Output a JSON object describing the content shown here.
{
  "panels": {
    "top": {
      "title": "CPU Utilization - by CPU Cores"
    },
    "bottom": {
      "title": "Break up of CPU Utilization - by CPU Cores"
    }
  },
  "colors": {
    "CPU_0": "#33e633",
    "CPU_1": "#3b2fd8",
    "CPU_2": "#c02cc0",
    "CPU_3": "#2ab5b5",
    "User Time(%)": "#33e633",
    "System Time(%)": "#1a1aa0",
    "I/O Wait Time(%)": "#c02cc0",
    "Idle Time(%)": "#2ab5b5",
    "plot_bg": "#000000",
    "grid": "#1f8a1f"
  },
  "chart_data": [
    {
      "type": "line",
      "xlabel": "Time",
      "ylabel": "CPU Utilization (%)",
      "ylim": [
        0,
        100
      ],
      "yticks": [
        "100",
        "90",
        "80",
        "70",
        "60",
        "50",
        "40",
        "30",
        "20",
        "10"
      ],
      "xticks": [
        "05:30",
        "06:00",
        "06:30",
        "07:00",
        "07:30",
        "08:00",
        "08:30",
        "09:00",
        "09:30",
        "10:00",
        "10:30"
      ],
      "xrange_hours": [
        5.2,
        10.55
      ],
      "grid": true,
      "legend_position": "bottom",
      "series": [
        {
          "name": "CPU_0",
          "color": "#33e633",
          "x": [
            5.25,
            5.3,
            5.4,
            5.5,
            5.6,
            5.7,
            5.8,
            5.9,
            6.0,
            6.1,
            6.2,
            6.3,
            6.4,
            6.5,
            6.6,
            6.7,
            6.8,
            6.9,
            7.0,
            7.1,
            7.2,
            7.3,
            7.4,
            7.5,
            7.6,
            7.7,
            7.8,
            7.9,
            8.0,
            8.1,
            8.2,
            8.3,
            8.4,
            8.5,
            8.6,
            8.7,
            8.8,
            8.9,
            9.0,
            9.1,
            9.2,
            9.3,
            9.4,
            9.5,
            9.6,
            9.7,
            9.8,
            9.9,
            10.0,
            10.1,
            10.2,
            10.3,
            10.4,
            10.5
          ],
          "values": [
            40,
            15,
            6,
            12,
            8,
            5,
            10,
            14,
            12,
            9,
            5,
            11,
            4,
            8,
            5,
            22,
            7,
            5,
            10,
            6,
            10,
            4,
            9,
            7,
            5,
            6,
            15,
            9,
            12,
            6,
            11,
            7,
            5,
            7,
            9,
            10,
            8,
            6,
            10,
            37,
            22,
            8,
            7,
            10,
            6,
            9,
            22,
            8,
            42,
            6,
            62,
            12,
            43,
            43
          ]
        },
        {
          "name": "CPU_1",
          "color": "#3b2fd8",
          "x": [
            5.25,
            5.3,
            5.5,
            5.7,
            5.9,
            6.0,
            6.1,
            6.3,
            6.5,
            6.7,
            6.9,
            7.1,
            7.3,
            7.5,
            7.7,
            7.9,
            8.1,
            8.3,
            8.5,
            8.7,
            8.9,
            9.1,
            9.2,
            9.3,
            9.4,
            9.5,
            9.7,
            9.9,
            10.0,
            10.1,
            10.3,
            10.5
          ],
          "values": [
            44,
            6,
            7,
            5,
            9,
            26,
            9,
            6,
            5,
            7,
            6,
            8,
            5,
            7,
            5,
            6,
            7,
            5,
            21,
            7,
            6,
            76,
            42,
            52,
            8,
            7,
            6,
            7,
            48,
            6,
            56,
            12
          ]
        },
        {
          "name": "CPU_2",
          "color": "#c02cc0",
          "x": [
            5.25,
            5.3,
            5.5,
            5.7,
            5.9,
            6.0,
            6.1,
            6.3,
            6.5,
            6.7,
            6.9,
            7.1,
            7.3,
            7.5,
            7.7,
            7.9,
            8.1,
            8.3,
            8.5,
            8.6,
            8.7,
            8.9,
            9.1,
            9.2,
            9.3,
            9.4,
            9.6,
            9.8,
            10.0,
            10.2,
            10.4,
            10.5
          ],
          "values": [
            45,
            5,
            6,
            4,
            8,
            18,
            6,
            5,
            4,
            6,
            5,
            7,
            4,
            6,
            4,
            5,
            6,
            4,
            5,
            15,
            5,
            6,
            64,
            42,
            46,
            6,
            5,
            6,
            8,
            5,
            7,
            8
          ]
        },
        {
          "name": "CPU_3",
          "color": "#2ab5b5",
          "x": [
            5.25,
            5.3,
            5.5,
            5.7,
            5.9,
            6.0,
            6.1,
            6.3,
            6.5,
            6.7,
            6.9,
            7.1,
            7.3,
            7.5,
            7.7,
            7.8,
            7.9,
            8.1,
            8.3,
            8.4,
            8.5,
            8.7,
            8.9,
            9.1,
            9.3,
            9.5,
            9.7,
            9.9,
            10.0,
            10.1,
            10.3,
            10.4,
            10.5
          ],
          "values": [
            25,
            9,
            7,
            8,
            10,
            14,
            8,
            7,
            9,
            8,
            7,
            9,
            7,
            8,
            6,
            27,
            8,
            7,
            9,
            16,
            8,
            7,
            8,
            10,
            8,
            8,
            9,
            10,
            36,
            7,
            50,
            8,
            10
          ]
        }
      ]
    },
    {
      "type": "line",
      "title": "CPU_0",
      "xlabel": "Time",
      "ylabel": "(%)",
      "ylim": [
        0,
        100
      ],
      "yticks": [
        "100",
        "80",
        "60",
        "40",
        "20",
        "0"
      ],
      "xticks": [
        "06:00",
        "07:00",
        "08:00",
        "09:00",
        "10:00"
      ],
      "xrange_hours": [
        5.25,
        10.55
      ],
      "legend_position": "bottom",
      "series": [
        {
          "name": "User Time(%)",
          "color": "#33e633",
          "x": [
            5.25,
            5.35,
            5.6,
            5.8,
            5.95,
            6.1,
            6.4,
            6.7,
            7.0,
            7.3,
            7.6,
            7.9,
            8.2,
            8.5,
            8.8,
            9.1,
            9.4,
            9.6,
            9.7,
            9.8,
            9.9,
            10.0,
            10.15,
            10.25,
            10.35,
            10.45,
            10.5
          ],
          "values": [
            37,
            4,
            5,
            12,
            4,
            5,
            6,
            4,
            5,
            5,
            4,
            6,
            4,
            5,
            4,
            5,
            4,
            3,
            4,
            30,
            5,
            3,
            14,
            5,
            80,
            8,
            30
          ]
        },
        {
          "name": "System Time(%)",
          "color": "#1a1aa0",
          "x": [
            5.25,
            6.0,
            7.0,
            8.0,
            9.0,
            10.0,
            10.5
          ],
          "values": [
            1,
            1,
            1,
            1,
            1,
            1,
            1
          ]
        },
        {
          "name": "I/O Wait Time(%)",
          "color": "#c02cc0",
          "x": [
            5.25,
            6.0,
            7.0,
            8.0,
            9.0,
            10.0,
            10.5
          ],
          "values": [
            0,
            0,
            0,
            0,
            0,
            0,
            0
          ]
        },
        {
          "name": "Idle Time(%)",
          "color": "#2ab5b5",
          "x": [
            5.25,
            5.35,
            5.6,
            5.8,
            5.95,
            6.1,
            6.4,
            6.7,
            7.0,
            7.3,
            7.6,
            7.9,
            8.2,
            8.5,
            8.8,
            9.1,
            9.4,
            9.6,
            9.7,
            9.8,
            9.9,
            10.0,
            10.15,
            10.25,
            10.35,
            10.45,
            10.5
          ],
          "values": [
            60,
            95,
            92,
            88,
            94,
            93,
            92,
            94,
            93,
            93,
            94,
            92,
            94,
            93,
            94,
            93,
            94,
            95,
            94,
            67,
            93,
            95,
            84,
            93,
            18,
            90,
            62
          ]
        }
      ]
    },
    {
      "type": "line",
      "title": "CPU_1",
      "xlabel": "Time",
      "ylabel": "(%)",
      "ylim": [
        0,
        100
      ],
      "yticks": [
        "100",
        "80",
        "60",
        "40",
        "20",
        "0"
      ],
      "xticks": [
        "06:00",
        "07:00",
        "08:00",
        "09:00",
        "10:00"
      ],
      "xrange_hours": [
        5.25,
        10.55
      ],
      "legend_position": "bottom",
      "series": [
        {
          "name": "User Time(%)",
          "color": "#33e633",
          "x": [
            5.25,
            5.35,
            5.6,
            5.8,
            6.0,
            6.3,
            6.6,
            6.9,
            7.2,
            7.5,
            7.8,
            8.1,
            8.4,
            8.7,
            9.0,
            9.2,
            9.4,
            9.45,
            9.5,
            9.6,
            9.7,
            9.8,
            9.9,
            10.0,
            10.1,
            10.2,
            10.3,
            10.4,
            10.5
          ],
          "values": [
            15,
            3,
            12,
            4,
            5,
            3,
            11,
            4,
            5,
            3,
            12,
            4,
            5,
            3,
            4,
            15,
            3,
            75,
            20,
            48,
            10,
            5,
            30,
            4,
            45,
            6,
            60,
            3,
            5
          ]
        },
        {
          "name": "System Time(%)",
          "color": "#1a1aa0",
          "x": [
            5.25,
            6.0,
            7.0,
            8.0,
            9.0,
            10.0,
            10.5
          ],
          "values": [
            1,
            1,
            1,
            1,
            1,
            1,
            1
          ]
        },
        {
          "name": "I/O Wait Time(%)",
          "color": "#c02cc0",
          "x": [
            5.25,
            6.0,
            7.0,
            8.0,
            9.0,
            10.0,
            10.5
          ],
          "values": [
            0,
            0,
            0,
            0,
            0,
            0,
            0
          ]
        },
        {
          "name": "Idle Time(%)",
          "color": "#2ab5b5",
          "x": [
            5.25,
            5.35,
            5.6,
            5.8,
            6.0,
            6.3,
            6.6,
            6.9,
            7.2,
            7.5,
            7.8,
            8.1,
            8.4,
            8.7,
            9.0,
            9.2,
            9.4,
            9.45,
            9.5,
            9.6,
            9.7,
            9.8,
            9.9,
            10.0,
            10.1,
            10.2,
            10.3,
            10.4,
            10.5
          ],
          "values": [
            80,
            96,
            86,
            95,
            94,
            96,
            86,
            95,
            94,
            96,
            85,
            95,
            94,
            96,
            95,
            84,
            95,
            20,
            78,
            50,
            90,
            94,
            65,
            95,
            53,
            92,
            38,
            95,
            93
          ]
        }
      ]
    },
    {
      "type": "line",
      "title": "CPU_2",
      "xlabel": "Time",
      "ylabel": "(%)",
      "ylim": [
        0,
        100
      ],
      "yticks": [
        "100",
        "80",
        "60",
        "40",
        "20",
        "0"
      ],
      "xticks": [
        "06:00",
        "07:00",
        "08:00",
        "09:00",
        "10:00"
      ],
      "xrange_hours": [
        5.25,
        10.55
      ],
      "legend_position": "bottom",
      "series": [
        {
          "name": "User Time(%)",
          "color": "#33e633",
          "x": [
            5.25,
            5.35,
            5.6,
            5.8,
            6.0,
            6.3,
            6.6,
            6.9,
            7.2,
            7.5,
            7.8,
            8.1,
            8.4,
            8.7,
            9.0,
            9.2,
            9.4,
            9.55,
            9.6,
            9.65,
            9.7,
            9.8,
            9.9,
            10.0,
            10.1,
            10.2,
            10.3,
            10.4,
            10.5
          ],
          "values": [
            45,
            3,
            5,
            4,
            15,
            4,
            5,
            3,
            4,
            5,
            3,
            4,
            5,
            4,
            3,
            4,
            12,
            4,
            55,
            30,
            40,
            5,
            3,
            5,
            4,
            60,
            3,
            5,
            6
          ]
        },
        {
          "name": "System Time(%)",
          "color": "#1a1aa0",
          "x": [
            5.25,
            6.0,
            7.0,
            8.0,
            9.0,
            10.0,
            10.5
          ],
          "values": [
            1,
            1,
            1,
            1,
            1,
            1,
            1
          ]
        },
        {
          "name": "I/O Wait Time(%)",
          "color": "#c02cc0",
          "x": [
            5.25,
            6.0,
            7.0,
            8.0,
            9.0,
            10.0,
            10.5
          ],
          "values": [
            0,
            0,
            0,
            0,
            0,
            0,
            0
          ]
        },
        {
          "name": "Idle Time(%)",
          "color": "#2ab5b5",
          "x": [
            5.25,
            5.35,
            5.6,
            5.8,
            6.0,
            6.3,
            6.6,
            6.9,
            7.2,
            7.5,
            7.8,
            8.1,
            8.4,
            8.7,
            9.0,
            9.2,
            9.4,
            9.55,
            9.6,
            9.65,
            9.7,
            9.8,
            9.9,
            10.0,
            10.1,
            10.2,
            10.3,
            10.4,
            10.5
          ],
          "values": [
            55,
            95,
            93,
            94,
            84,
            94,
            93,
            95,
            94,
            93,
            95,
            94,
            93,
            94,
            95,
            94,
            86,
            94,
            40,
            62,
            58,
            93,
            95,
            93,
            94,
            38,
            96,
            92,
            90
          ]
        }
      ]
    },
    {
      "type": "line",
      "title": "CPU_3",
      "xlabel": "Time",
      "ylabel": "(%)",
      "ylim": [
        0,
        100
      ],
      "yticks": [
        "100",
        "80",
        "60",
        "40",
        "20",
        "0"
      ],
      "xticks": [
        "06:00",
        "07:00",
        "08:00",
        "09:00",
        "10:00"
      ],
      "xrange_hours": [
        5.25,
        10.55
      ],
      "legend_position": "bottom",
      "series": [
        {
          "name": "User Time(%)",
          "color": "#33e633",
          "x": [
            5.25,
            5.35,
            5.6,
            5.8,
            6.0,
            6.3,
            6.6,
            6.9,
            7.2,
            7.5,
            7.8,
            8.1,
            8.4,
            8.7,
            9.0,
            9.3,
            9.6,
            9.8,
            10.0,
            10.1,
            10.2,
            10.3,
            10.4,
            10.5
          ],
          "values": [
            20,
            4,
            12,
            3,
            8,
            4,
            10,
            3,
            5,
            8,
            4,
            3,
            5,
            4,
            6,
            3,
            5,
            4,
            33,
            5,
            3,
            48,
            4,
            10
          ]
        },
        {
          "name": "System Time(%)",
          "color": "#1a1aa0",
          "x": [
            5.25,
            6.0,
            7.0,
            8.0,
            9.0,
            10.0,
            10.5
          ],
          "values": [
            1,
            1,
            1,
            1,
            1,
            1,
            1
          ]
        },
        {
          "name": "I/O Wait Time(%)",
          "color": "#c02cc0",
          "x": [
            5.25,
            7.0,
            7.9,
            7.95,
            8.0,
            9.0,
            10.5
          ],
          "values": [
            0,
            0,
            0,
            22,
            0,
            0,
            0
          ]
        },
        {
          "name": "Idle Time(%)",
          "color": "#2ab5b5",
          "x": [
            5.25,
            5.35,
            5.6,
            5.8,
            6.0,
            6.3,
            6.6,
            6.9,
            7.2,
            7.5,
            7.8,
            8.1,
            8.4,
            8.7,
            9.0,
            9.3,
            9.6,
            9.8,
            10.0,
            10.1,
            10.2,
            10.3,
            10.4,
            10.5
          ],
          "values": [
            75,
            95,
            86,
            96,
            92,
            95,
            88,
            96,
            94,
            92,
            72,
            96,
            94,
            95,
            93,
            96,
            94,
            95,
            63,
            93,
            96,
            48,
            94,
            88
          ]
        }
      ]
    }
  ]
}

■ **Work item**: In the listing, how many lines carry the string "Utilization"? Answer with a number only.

■ **Finished exercise**: 3